- redemption requirements related to redeemable stock


Identify two types of stock options

1) Noncompensatory: Under US GAAP, substantially all full-time employees may participate; offered equally or as a percentage of salary; reasonable exercise period; and discount is no greater than that offered to stockholders.

2) Compensatory: Compensation cost is determined on the grant date, using an option pricing model

Note: Under IFRS, stock options are generally considered to be compensatory


Describe the computation and allocation of compensation expense under compensatory stock option plans

Compensation cost is based on the fair value of the equity instrument awarded, determined by an option pricing model. This cost is expensed and allocated over the service period.


Describe the accounting for unexercised, expiring stock options

Any balance in "additional paid-in capital - stock options" is reclassified to "additional paid-in capital - expired stock options." Previously recognized compensation expense is not adjusted.


What is the basic formula used for calculating EPS?

income available to common shareholders / weighted-average # of common shares outstanding


Compare basic and diluted EPS

Basic: simple capital structure (only common stock outstanding):
income available to common shareholders / weighted-average common shares outstanding

Diluted: complex capital structure:
income available to common shareholders assuming conversion of all dilutive securities / weighted-average common shares outstanding after conversion of all dilutive shares


Name the potentially dilutive securities or instruments

- stock options and warrants and their equivalents
- convertible securities (bonds or preferred stock)
- contracts that may be settled in stock or cash
- contingent issuable shares

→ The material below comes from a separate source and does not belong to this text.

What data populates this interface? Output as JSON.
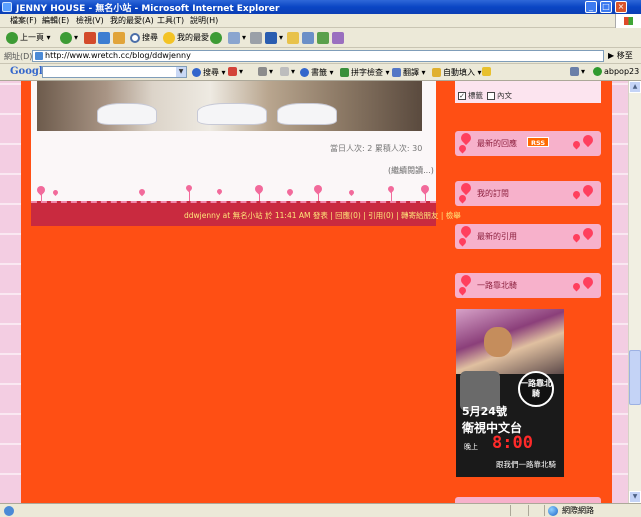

What is the antidilution rule?

Any conversion, exercise, or contingent issuance that has an antidilutive effect (increases EPS or decreases loss per share) is not included in the calculation unless the shares have actually been converted, exercised, or satisfaction of the contingency met.

Each potential common share is considered separately in sequence from most to least dilutive, with in the money options and warrants generally included first.


List the reporting requirements for EPS

Face of income statement, with equal prominence for basic and diluted per-share amounts, for both income from continuing operations and net income.

Per-share amounts for discontinued operations and extraordinary items can be reported on the face of the income statement or in the notes to the financial statements.


What are the three sections of the statement of cash flows? What cash flows are included in each section?

- Operating activities - cash flows from income statement transactions and current assets/liabilities
- Investing activities - cash flows from noncurrent assets
- Financing activities - cash flows from debt and equity


Define cash equivalents

Cash equivalents: cash equivalents are highly liquid investments with maturities of three months or less that are readily convertible into cash with insignificant risk of changes in value.

Note: "Maturities of three months or less" is of original instrument or from purchase date of instrument.


Name the two methods of presentation of cash flows from operating activities. Which method is preferred?

- Direct and Indirect methods
- Direct method is preferred


If using the direct method of presenting cash flows from operating activities, what additional item needs to be included in the statement of cash flows under US GAAP?

A reconciliation of net income to net cash provided by operations needs to be provided by operations needs to be provided as a supplemental schedule (not required under IFRS)


Name the common adjustments made to cash flows from operating activities using the indirect method.

Current assets and liabilities
Losses and gains
Amortization and depreciation
Deferred items


Name the most common classes of cash receipts and disbursements included in cash flows from operating activities using the direct method.

- Cash received from customers
- Cash paid to suppliers and employees
- Interest received and paid
- Dividends received
- Purchases and sales of trading securities, if appropriate, based on the nature and purpose for which the securities were acquired
- Income taxes paid